BEGIN

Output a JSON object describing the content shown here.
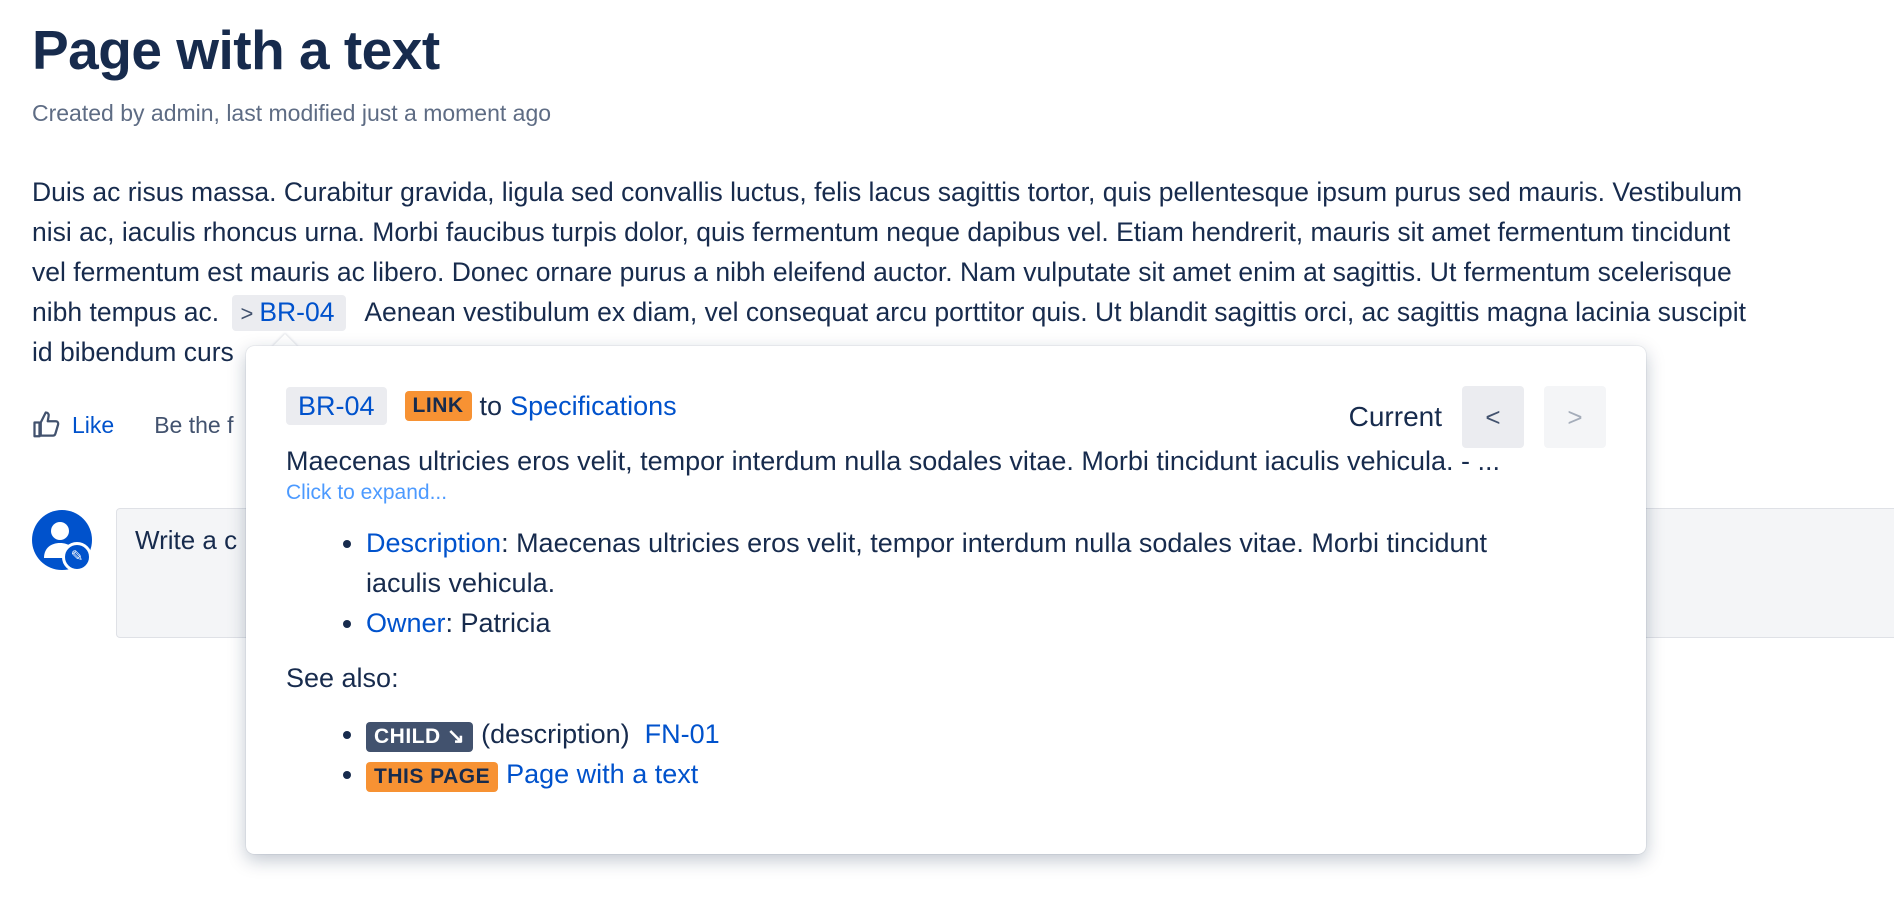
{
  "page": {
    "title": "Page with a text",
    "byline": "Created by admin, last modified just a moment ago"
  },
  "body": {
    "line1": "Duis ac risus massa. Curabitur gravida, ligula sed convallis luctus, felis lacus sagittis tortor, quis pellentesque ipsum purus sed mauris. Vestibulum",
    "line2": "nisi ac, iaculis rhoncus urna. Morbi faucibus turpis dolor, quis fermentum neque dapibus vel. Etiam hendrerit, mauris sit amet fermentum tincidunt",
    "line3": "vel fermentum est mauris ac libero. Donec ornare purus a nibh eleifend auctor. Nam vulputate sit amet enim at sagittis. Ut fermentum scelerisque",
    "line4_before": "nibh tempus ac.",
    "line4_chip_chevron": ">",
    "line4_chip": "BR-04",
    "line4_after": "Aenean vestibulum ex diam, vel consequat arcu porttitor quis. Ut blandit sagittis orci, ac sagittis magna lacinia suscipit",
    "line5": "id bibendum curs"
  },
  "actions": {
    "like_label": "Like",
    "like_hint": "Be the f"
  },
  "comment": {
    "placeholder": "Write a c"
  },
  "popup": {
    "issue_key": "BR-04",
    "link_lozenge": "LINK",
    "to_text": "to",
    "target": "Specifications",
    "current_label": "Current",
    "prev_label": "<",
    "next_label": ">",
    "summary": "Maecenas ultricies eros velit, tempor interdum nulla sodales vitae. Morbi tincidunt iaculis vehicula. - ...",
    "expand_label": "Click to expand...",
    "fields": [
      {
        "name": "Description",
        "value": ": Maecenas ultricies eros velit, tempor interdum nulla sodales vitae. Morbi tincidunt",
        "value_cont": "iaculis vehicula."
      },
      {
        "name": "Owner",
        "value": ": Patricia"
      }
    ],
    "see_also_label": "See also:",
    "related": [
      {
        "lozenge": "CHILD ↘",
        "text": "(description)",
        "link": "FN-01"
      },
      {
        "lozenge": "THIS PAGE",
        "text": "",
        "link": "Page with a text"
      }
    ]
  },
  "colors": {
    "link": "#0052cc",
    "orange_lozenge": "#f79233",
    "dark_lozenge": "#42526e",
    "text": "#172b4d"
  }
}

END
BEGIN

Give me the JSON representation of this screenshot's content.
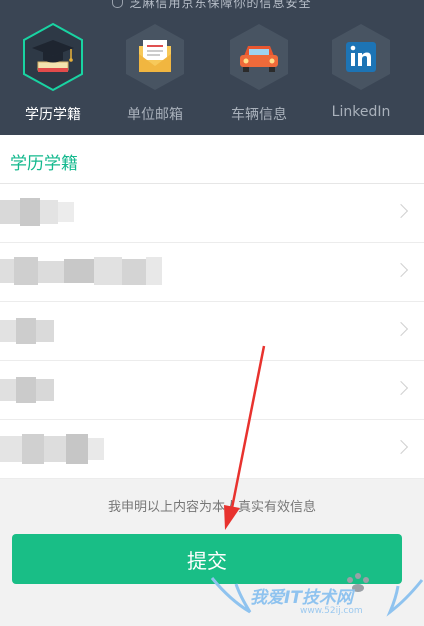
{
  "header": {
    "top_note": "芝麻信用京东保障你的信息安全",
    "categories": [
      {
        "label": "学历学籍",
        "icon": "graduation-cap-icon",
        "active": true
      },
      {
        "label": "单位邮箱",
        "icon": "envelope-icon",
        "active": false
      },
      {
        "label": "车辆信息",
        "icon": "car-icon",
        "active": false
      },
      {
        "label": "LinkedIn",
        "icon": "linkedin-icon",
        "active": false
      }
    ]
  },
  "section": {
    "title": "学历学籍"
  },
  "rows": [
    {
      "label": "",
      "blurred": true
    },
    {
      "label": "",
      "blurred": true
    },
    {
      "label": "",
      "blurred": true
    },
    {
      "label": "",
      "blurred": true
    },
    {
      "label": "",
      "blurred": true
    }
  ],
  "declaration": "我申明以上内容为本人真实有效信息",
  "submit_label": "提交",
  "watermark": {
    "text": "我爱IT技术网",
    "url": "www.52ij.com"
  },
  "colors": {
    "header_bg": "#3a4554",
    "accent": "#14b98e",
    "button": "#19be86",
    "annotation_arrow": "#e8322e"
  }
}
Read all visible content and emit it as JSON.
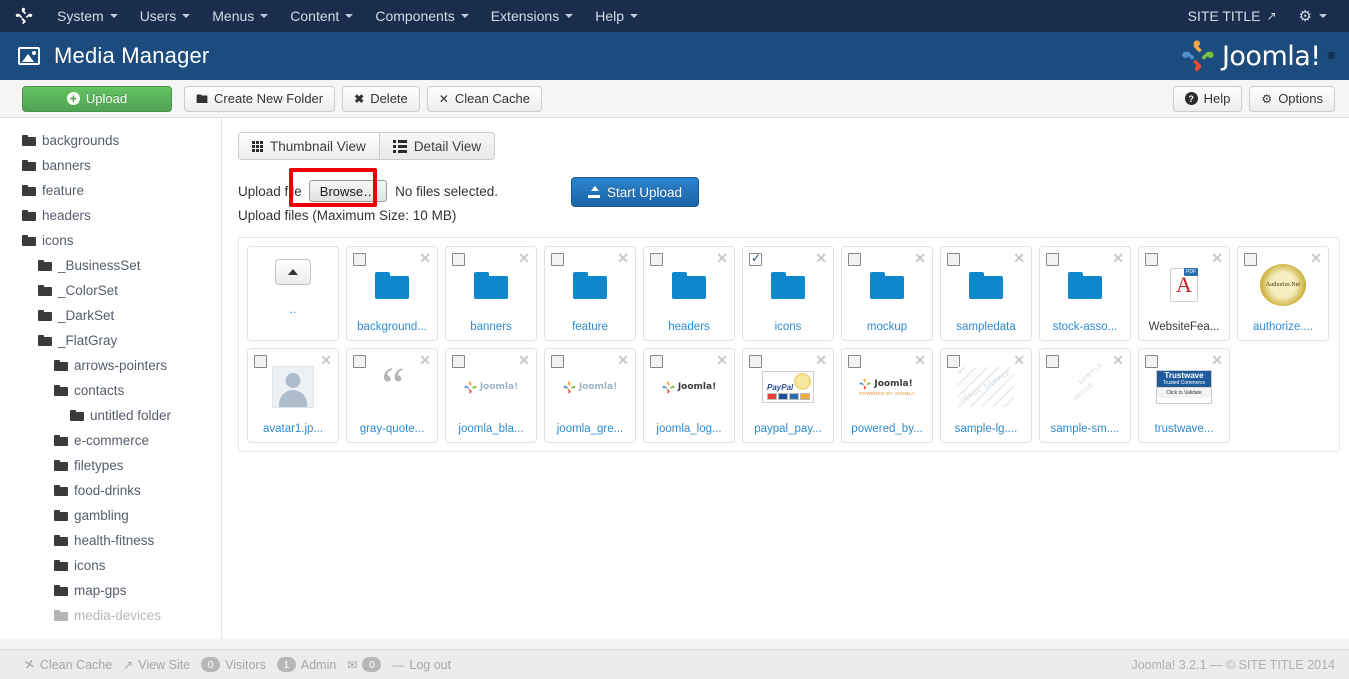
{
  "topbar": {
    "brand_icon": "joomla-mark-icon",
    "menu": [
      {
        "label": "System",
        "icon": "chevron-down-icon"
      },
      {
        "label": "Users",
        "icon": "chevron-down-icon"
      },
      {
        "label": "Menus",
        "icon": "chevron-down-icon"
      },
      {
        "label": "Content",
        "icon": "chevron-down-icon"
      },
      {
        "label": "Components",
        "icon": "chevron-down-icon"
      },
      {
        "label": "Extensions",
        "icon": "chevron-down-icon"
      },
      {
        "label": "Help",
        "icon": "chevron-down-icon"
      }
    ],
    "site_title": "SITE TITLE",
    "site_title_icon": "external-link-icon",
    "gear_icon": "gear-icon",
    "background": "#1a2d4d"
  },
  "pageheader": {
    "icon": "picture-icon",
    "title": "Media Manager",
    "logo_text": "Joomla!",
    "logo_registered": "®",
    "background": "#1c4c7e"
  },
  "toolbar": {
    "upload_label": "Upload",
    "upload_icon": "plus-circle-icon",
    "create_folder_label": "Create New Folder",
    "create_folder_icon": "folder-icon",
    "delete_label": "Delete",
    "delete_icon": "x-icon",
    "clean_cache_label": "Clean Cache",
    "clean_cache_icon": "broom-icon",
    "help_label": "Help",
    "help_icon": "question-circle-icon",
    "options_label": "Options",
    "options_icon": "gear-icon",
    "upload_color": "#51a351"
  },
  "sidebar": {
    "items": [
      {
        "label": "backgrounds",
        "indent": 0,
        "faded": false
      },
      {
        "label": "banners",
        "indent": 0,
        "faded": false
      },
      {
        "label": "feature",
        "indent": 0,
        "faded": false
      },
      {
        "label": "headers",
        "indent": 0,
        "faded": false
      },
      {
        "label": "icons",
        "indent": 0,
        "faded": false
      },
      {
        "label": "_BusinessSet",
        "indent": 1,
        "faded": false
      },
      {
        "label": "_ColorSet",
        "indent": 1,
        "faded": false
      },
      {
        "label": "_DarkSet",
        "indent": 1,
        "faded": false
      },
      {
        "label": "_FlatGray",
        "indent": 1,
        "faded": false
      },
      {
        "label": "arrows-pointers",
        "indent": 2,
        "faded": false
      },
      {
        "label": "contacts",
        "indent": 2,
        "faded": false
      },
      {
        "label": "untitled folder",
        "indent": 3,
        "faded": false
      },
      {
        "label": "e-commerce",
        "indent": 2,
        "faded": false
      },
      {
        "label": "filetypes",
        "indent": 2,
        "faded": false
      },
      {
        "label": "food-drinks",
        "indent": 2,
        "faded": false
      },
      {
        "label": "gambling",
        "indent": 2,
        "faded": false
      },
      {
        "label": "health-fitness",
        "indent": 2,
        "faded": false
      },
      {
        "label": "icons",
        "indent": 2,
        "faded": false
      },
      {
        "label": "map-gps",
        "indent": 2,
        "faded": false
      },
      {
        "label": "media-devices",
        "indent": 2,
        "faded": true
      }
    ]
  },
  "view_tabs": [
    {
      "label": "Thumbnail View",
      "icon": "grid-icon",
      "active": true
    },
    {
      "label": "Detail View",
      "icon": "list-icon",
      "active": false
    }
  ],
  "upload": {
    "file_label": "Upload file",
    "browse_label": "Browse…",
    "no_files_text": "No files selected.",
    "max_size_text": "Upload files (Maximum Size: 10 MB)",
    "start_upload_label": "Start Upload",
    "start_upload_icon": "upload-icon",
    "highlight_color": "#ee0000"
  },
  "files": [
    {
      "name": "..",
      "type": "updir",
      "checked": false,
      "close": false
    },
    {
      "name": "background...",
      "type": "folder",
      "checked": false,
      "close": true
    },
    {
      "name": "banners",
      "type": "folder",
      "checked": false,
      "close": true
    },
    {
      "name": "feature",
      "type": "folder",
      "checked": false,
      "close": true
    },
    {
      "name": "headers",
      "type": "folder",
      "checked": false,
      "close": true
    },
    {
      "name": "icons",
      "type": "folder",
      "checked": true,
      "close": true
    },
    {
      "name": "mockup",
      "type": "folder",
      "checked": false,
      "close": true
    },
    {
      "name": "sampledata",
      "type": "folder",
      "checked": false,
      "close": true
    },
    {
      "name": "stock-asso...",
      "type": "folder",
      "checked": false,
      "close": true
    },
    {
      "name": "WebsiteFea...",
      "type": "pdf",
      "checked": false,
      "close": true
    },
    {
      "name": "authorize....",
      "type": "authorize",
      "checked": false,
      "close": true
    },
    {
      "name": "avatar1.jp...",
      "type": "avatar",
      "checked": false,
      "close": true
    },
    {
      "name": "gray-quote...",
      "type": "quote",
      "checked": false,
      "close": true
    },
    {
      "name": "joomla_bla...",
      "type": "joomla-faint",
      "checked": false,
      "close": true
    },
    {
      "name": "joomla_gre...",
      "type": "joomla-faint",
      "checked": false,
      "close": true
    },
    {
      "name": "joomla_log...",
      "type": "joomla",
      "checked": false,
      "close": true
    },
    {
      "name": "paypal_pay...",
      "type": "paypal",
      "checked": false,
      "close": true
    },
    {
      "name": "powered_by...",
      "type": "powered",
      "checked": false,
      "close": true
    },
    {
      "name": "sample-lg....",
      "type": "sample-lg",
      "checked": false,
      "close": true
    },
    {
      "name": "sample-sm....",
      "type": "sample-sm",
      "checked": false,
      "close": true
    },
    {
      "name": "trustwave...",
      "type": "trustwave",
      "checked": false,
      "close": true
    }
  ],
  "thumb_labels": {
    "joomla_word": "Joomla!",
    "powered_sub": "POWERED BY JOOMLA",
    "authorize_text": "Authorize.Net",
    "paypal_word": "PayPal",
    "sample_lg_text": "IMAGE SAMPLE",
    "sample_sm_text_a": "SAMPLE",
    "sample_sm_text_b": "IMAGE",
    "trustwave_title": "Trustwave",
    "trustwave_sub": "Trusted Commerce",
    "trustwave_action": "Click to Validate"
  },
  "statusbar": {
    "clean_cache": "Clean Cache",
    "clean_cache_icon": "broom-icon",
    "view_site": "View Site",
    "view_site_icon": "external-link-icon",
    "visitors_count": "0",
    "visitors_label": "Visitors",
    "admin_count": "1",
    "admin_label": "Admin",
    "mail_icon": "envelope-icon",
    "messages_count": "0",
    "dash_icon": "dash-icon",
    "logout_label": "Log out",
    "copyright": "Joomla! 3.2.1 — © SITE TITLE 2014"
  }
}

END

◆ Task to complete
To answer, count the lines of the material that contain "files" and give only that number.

◆ Exercise output
3